WHAT YOU SHOULD DO
In the records below, find each line with the word "value" and copy it.
── INPUT DATA
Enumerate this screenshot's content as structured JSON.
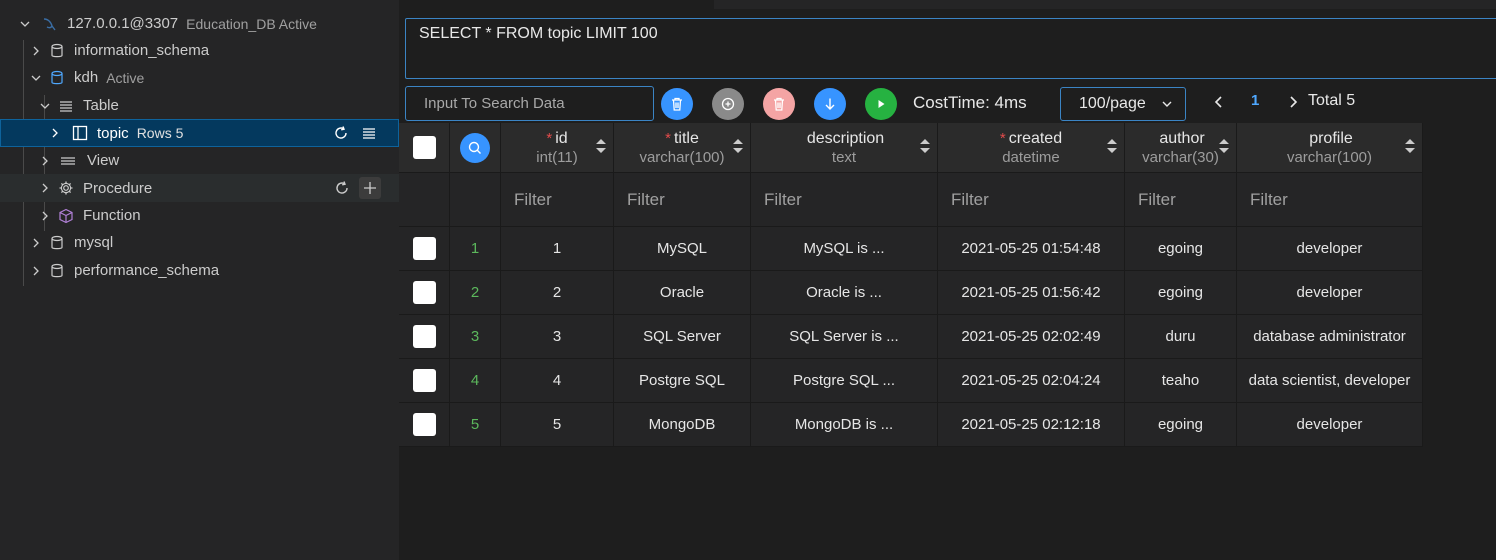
{
  "sidebar": {
    "connection": {
      "label": "127.0.0.1@3307",
      "desc": "Education_DB Active"
    },
    "dbs": [
      {
        "label": "information_schema"
      },
      {
        "label": "kdh",
        "desc": "Active"
      },
      {
        "label": "mysql"
      },
      {
        "label": "performance_schema"
      }
    ],
    "folders": {
      "table": "Table",
      "view": "View",
      "procedure": "Procedure",
      "function": "Function"
    },
    "table_item": {
      "label": "topic",
      "desc": "Rows 5"
    }
  },
  "editor": {
    "query": "SELECT * FROM topic LIMIT 100"
  },
  "toolbar": {
    "search_placeholder": "Input To Search Data",
    "cost_time": "CostTime: 4ms",
    "page_size": "100/page",
    "current_page": "1",
    "total": "Total 5",
    "colors": {
      "delete": "#3794ff",
      "insert": "#8a8a8a",
      "remove": "#f4a4a4",
      "export": "#3794ff",
      "run": "#26b241"
    }
  },
  "table": {
    "columns": [
      {
        "name": "id",
        "type": "int(11)",
        "required": "*"
      },
      {
        "name": "title",
        "type": "varchar(100)",
        "required": "*"
      },
      {
        "name": "description",
        "type": "text",
        "required": ""
      },
      {
        "name": "created",
        "type": "datetime",
        "required": "*"
      },
      {
        "name": "author",
        "type": "varchar(30)",
        "required": ""
      },
      {
        "name": "profile",
        "type": "varchar(100)",
        "required": ""
      }
    ],
    "filter_placeholder": "Filter",
    "rows": [
      {
        "num": "1",
        "cells": [
          "1",
          "MySQL",
          "MySQL is ...",
          "2021-05-25 01:54:48",
          "egoing",
          "developer"
        ]
      },
      {
        "num": "2",
        "cells": [
          "2",
          "Oracle",
          "Oracle is ...",
          "2021-05-25 01:56:42",
          "egoing",
          "developer"
        ]
      },
      {
        "num": "3",
        "cells": [
          "3",
          "SQL Server",
          "SQL Server is ...",
          "2021-05-25 02:02:49",
          "duru",
          "database administrator"
        ]
      },
      {
        "num": "4",
        "cells": [
          "4",
          "Postgre SQL",
          "Postgre SQL ...",
          "2021-05-25 02:04:24",
          "teaho",
          "data scientist, developer"
        ]
      },
      {
        "num": "5",
        "cells": [
          "5",
          "MongoDB",
          "MongoDB is ...",
          "2021-05-25 02:12:18",
          "egoing",
          "developer"
        ]
      }
    ]
  }
}
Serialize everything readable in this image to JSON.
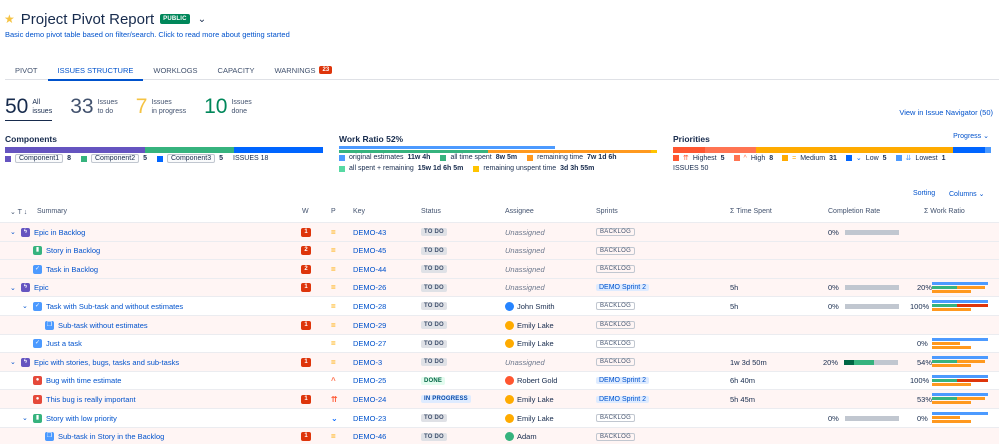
{
  "header": {
    "title": "Project Pivot Report",
    "badge": "PUBLIC",
    "subtitle": "Basic demo pivot table based on filter/search. Click to read more about getting started"
  },
  "tabs": [
    {
      "label": "PIVOT"
    },
    {
      "label": "ISSUES STRUCTURE",
      "active": true
    },
    {
      "label": "WORKLOGS"
    },
    {
      "label": "CAPACITY"
    },
    {
      "label": "WARNINGS",
      "count": "23"
    }
  ],
  "stats": {
    "all": {
      "num": "50",
      "l1": "All",
      "l2": "issues"
    },
    "todo": {
      "num": "33",
      "l1": "Issues",
      "l2": "to do"
    },
    "progress": {
      "num": "7",
      "l1": "Issues",
      "l2": "in progress"
    },
    "done": {
      "num": "10",
      "l1": "Issues",
      "l2": "done"
    }
  },
  "navigator_link": "View in Issue Navigator (50)",
  "components": {
    "title": "Components",
    "items": [
      {
        "name": "Component1",
        "count": "8",
        "color": "#6554c0"
      },
      {
        "name": "Component2",
        "count": "5",
        "color": "#36b37e"
      },
      {
        "name": "Component3",
        "count": "5",
        "color": "#0065ff"
      }
    ],
    "issues": "ISSUES 18"
  },
  "work_ratio": {
    "title": "Work Ratio",
    "pct": "52%",
    "legend": [
      {
        "label": "original estimates",
        "value": "11w 4h",
        "color": "#4c9aff"
      },
      {
        "label": "all time spent",
        "value": "8w 5m",
        "color": "#36b37e"
      },
      {
        "label": "remaining time",
        "value": "7w 1d 6h",
        "color": "#ff991f"
      },
      {
        "label": "all spent + remaining",
        "value": "15w 1d 6h 5m",
        "color": "#57d9a3"
      },
      {
        "label": "remaining unspent time",
        "value": "3d 3h 55m",
        "color": "#ffc400"
      }
    ]
  },
  "priorities": {
    "title": "Priorities",
    "items": [
      {
        "label": "Highest",
        "count": "5",
        "color": "#ff5630",
        "glyph": "⇈"
      },
      {
        "label": "High",
        "count": "8",
        "color": "#ff7452",
        "glyph": "^"
      },
      {
        "label": "Medium",
        "count": "31",
        "color": "#ffab00",
        "glyph": "="
      },
      {
        "label": "Low",
        "count": "5",
        "color": "#0065ff",
        "glyph": "⌄"
      },
      {
        "label": "Lowest",
        "count": "1",
        "color": "#4c9aff",
        "glyph": "⇊"
      }
    ],
    "issues": "ISSUES 50"
  },
  "controls": {
    "progress": "Progress",
    "sorting": "Sorting",
    "columns": "Columns"
  },
  "columns": {
    "summary": "Summary",
    "w": "W",
    "p": "P",
    "key": "Key",
    "status": "Status",
    "assignee": "Assignee",
    "sprints": "Sprints",
    "time": "Σ Time Spent",
    "completion": "Completion Rate",
    "ratio": "Σ Work Ratio"
  },
  "rows": [
    {
      "level": 0,
      "toggle": "⌄",
      "type": "epic",
      "summary": "Epic in Backlog",
      "w": "1",
      "key": "DEMO-43",
      "status": "TO DO",
      "st": "todo",
      "assignee": "Unassigned",
      "sprint": "BACKLOG",
      "time": "",
      "cr": "0%",
      "wr": "",
      "pink": true,
      "prio": "="
    },
    {
      "level": 1,
      "toggle": "",
      "type": "story",
      "summary": "Story in Backlog",
      "w": "2",
      "key": "DEMO-45",
      "status": "TO DO",
      "st": "todo",
      "assignee": "Unassigned",
      "sprint": "BACKLOG",
      "time": "",
      "cr": "",
      "wr": "",
      "pink": true,
      "prio": "="
    },
    {
      "level": 1,
      "toggle": "",
      "type": "task",
      "summary": "Task in Backlog",
      "w": "2",
      "key": "DEMO-44",
      "status": "TO DO",
      "st": "todo",
      "assignee": "Unassigned",
      "sprint": "BACKLOG",
      "time": "",
      "cr": "",
      "wr": "",
      "pink": true,
      "prio": "="
    },
    {
      "level": 0,
      "toggle": "⌄",
      "type": "epic",
      "summary": "Epic",
      "w": "1",
      "key": "DEMO-26",
      "status": "TO DO",
      "st": "todo",
      "assignee": "Unassigned",
      "sprint": "DEMO Sprint 2",
      "time": "5h",
      "cr": "0%",
      "wr": "20%",
      "pink": true,
      "prio": "="
    },
    {
      "level": 1,
      "toggle": "⌄",
      "type": "task",
      "summary": "Task with Sub-task and without estimates",
      "w": "",
      "key": "DEMO-28",
      "status": "TO DO",
      "st": "todo",
      "assignee": "John Smith",
      "sprint": "BACKLOG",
      "time": "5h",
      "cr": "0%",
      "wr": "100%",
      "pink": false,
      "prio": "=",
      "avatar": "#2684ff"
    },
    {
      "level": 2,
      "toggle": "",
      "type": "subtask",
      "summary": "Sub-task without estimates",
      "w": "1",
      "key": "DEMO-29",
      "status": "TO DO",
      "st": "todo",
      "assignee": "Emily Lake",
      "sprint": "BACKLOG",
      "time": "",
      "cr": "",
      "wr": "",
      "pink": true,
      "prio": "=",
      "avatar": "#ffab00"
    },
    {
      "level": 1,
      "toggle": "",
      "type": "task",
      "summary": "Just a task",
      "w": "",
      "key": "DEMO-27",
      "status": "TO DO",
      "st": "todo",
      "assignee": "Emily Lake",
      "sprint": "BACKLOG",
      "time": "",
      "cr": "",
      "wr": "0%",
      "pink": false,
      "prio": "=",
      "avatar": "#ffab00"
    },
    {
      "level": 0,
      "toggle": "⌄",
      "type": "epic",
      "summary": "Epic with stories, bugs, tasks and sub-tasks",
      "w": "1",
      "key": "DEMO-3",
      "status": "TO DO",
      "st": "todo",
      "assignee": "Unassigned",
      "sprint": "BACKLOG",
      "time": "1w 3d 50m",
      "cr": "20%",
      "wr": "54%",
      "pink": true,
      "prio": "="
    },
    {
      "level": 1,
      "toggle": "",
      "type": "bug",
      "summary": "Bug with time estimate",
      "w": "",
      "key": "DEMO-25",
      "status": "DONE",
      "st": "done",
      "assignee": "Robert Gold",
      "sprint": "DEMO Sprint 2",
      "time": "6h 40m",
      "cr": "",
      "wr": "100%",
      "pink": false,
      "prio": "^",
      "prioColor": "#ff7452",
      "avatar": "#ff5630"
    },
    {
      "level": 1,
      "toggle": "",
      "type": "bug",
      "summary": "This bug is really important",
      "w": "1",
      "key": "DEMO-24",
      "status": "IN PROGRESS",
      "st": "prog",
      "assignee": "Emily Lake",
      "sprint": "DEMO Sprint 2",
      "time": "5h 45m",
      "cr": "",
      "wr": "53%",
      "pink": true,
      "prio": "⇈",
      "prioColor": "#ff5630",
      "avatar": "#ffab00"
    },
    {
      "level": 1,
      "toggle": "⌄",
      "type": "story",
      "summary": "Story with low priority",
      "w": "",
      "key": "DEMO-23",
      "status": "TO DO",
      "st": "todo",
      "assignee": "Emily Lake",
      "sprint": "BACKLOG",
      "time": "",
      "cr": "0%",
      "wr": "0%",
      "pink": false,
      "prio": "⌄",
      "prioColor": "#0065ff",
      "avatar": "#ffab00"
    },
    {
      "level": 2,
      "toggle": "",
      "type": "subtask",
      "summary": "Sub-task in Story in the Backlog",
      "w": "1",
      "key": "DEMO-46",
      "status": "TO DO",
      "st": "todo",
      "assignee": "Adam",
      "sprint": "BACKLOG",
      "time": "",
      "cr": "",
      "wr": "",
      "pink": true,
      "prio": "=",
      "avatar": "#36b37e"
    }
  ]
}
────
RESULT OF THIS EXERCISE
        "value": "11w 4h",
        "value": "8w 5m",
        "value": "7w 1d 6h",
        "value": "15w 1d 6h 5m",
        "value": "3d 3h 55m",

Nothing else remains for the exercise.